#### INFORMATION PROVIDED
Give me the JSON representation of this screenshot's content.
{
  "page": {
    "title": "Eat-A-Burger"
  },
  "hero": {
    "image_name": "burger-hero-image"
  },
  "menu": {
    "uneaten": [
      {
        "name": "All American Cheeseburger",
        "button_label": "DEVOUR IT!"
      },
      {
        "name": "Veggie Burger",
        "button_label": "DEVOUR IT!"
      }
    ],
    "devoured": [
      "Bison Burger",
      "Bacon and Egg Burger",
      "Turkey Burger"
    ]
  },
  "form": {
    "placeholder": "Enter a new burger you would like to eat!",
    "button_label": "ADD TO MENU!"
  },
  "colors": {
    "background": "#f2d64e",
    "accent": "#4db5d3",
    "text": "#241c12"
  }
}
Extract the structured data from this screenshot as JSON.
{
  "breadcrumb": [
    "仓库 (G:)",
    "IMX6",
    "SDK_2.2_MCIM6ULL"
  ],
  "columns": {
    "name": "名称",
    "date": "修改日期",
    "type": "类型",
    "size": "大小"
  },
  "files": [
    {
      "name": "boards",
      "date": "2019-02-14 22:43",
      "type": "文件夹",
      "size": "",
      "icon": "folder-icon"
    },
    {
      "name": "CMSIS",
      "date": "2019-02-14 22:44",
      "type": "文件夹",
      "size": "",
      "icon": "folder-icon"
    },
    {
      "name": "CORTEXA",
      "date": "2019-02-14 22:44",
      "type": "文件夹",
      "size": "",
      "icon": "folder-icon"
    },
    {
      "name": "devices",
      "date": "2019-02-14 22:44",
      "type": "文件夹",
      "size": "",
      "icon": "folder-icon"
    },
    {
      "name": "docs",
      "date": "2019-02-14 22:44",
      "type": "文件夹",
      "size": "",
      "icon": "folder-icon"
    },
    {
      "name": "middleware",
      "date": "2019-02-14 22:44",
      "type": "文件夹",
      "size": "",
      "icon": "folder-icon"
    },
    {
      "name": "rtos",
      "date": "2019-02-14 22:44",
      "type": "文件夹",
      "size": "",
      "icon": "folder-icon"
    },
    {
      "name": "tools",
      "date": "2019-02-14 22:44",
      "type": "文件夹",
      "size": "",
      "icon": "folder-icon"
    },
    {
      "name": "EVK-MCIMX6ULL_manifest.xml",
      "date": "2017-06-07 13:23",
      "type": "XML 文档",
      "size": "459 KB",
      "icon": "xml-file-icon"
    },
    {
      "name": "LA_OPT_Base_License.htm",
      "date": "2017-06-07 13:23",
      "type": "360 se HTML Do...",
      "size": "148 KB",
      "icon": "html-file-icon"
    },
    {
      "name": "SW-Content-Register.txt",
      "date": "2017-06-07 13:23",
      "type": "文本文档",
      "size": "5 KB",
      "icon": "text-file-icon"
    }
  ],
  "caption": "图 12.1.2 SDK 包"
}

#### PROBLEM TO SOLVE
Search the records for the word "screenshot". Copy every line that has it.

#### OUTPUT FOR THIS TASK
Give me the JSON representation of this screenshot's content.
Extract the structured data from this screenshot as JSON.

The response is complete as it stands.